A few well-planned visual aids can be the difference that transforms a difficult patient into a cooperative one. Young children lack a concrete conception of time, so use of an hourglass or other kind of visual timer minimizes anxiety and helps them know when procedures will end. A visual schedule of the visit—labeled or numbered pictures of what will happen first, second, and third—can help children cope with abstract concepts beyond their understanding. A visual procedural map, with pictures of each step of the procedure labeled in numerical order, or a cartoon drawing of such, can cue appropriate anticipation in advance instead of on demand, when children may be too overwhelmed to respond quickly.
Although communication between investigators, staff, and families is critical to a successful pediatric trial, it is important that the clinic itself become a friendly physical environment. Tours of the facility may need to be repeated for younger children to provide a sense of security. Supply age-appropriate waiting room materials, such as books, games, and busy boxes. Adolescents may prefer a separate waiting area or nook where they are allowed to bring their personal electronic devices such as iPods, cell phones, or tablets. Study staff will earn points with these study participants when they are recognized as participants who are capable of more autonomy than younger participants.
We often speak to the benefits of conducting clinical trials, including the satisfaction that comes from knowing that you are contributing to the advancement of retina care. Working with children offers an opportunity to expand these contributions while potentially helping individual children improve their health. Ultimately, children are not miniature adults, and their unique, complex needs, along with the needs of their parents, must be considered when initiating clinical trials.
Lastly, don’t forget the candy bowl (or at least a sugar-free recognition, such as a sticker) for a job well done.

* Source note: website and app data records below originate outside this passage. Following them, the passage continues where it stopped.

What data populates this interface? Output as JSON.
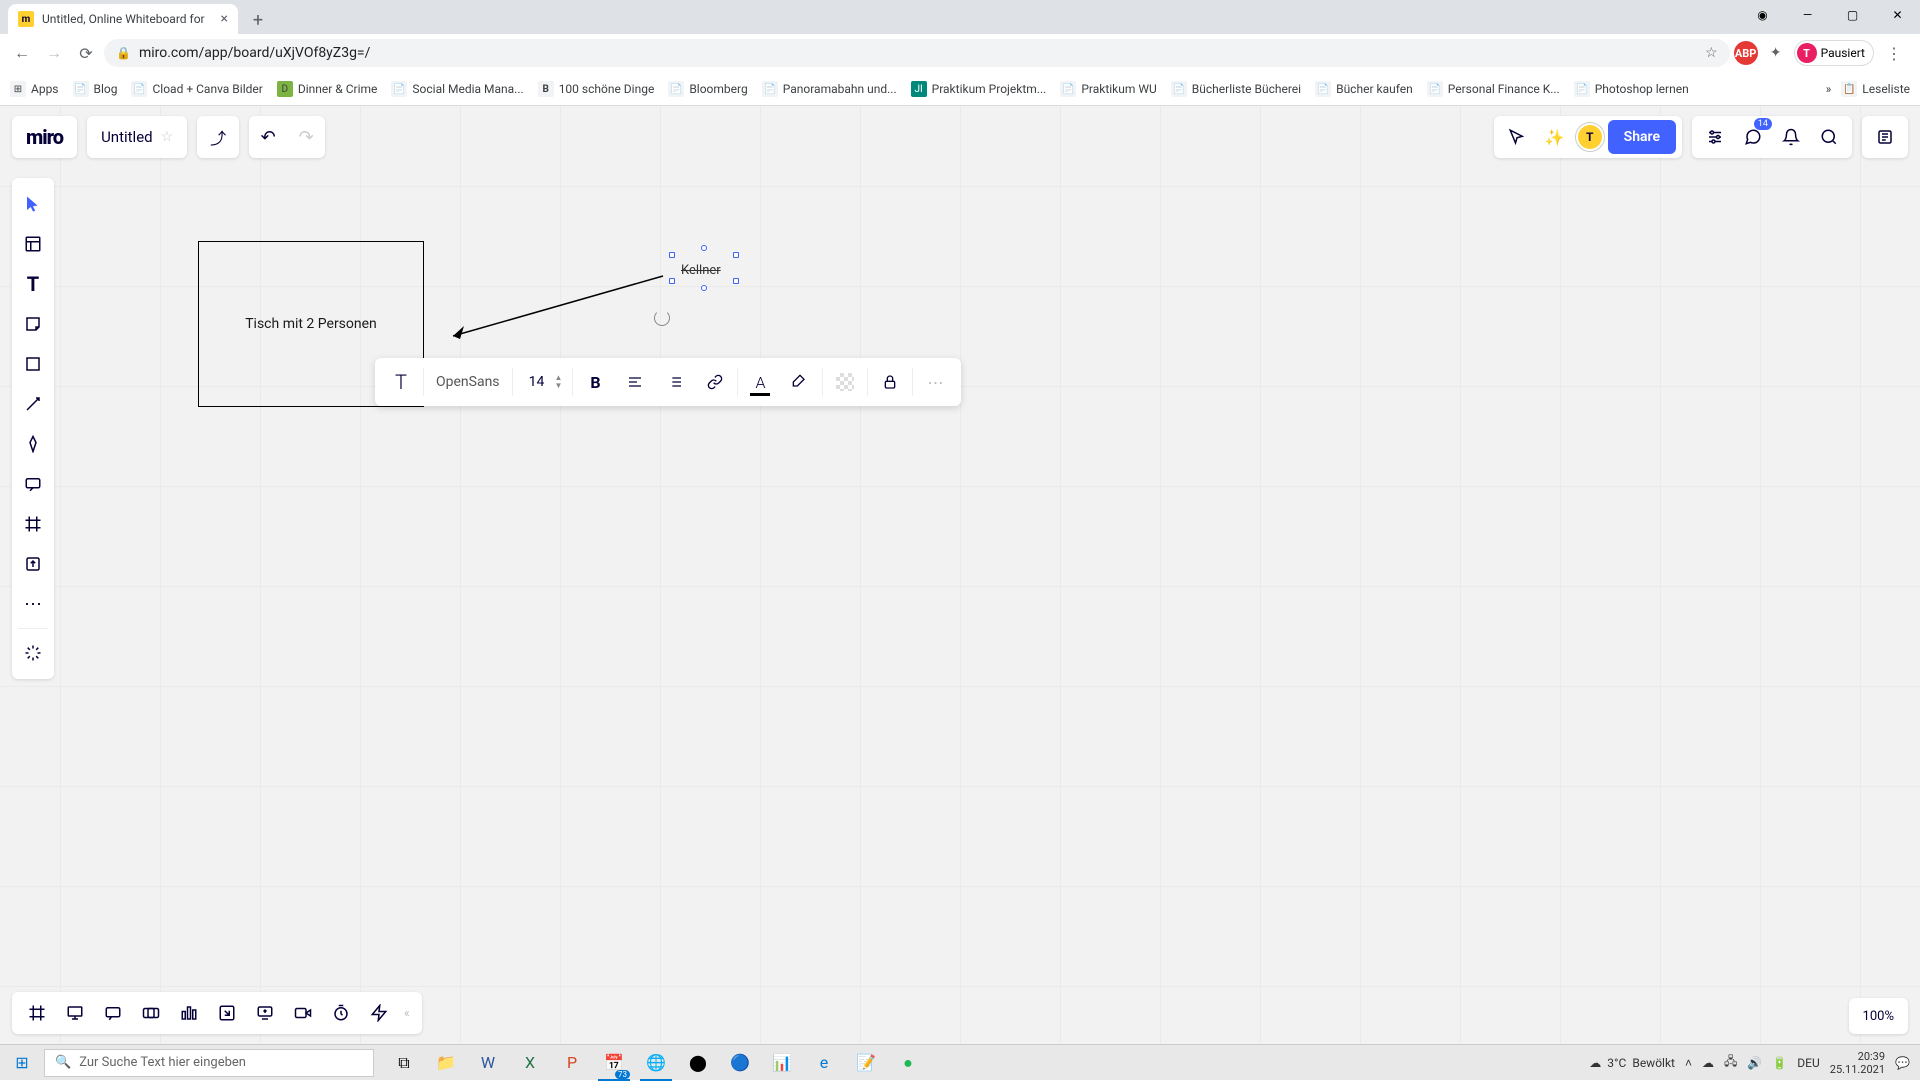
{
  "browser": {
    "tab_title": "Untitled, Online Whiteboard for",
    "url": "miro.com/app/board/uXjVOf8yZ3g=/",
    "profile_label": "Pausiert",
    "profile_initial": "T",
    "bookmarks": [
      "Apps",
      "Blog",
      "Cload + Canva Bilder",
      "Dinner & Crime",
      "Social Media Mana...",
      "100 schöne Dinge",
      "Bloomberg",
      "Panoramabahn und...",
      "Praktikum Projektm...",
      "Praktikum WU",
      "Bücherliste Bücherei",
      "Bücher kaufen",
      "Personal Finance K...",
      "Photoshop lernen"
    ],
    "bookmark_right": "Leseliste"
  },
  "miro": {
    "logo": "miro",
    "board_title": "Untitled",
    "share_label": "Share",
    "notification_count": "14",
    "zoom": "100%",
    "font_name": "OpenSans",
    "font_size": "14"
  },
  "canvas": {
    "rect_text": "Tisch mit 2 Personen",
    "text_label": "Kellner"
  },
  "taskbar": {
    "search_placeholder": "Zur Suche Text hier eingeben",
    "weather_temp": "3°C",
    "weather_cond": "Bewölkt",
    "lang": "DEU",
    "time": "20:39",
    "date": "25.11.2021",
    "calendar_badge": "73"
  }
}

Aron Shapiro is Vice President of Retina at Ora in Andover, MA. .
Nicole Kelley is a senior regulatory writer at Ora in Andover, MA..